:: Exercise details ::
Go through the data and copy each line that holds "документа".

· · ·

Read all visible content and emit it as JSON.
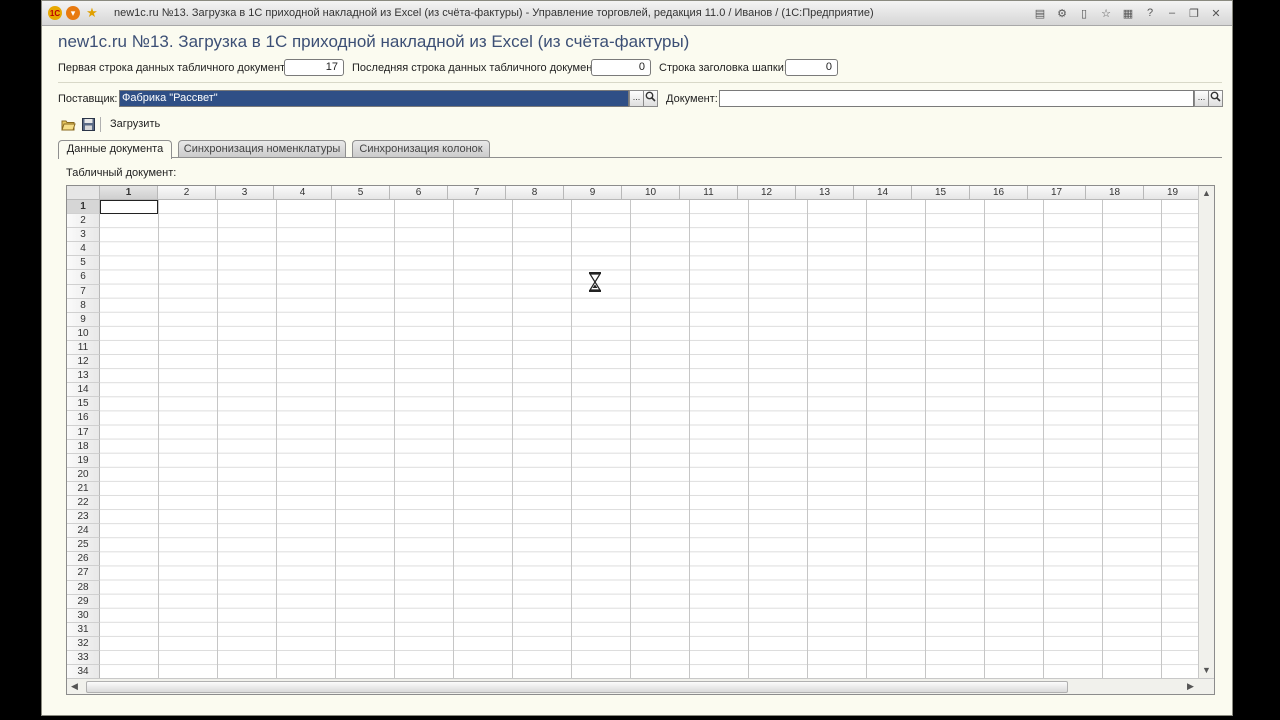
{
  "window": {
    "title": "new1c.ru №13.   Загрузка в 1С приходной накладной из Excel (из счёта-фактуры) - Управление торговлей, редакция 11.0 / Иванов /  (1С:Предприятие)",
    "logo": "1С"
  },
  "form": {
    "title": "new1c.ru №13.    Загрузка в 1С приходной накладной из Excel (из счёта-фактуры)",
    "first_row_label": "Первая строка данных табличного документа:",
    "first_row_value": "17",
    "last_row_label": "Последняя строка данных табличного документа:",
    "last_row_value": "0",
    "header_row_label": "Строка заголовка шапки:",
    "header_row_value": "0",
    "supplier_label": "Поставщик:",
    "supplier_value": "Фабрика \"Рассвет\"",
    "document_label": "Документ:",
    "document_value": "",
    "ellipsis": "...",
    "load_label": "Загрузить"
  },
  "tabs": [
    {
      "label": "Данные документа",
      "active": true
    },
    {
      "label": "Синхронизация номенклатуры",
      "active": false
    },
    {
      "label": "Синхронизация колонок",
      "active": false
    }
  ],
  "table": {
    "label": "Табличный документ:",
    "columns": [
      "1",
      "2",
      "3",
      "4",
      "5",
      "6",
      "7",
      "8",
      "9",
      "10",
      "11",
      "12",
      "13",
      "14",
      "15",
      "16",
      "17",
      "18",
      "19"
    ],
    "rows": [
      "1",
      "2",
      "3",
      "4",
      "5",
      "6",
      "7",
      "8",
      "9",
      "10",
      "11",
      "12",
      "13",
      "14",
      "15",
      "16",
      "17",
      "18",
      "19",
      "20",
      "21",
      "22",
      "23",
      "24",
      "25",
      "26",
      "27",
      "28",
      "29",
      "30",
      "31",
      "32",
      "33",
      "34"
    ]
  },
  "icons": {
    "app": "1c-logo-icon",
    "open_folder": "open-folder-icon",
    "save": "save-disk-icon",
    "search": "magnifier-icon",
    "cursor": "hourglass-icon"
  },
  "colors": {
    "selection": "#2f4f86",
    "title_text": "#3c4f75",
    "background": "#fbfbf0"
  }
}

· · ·

:: Result of the task ::
    "first_row_label": "Первая строка данных табличного документа:",
    "last_row_label": "Последняя строка данных табличного документа:",
      "label": "Данные документа",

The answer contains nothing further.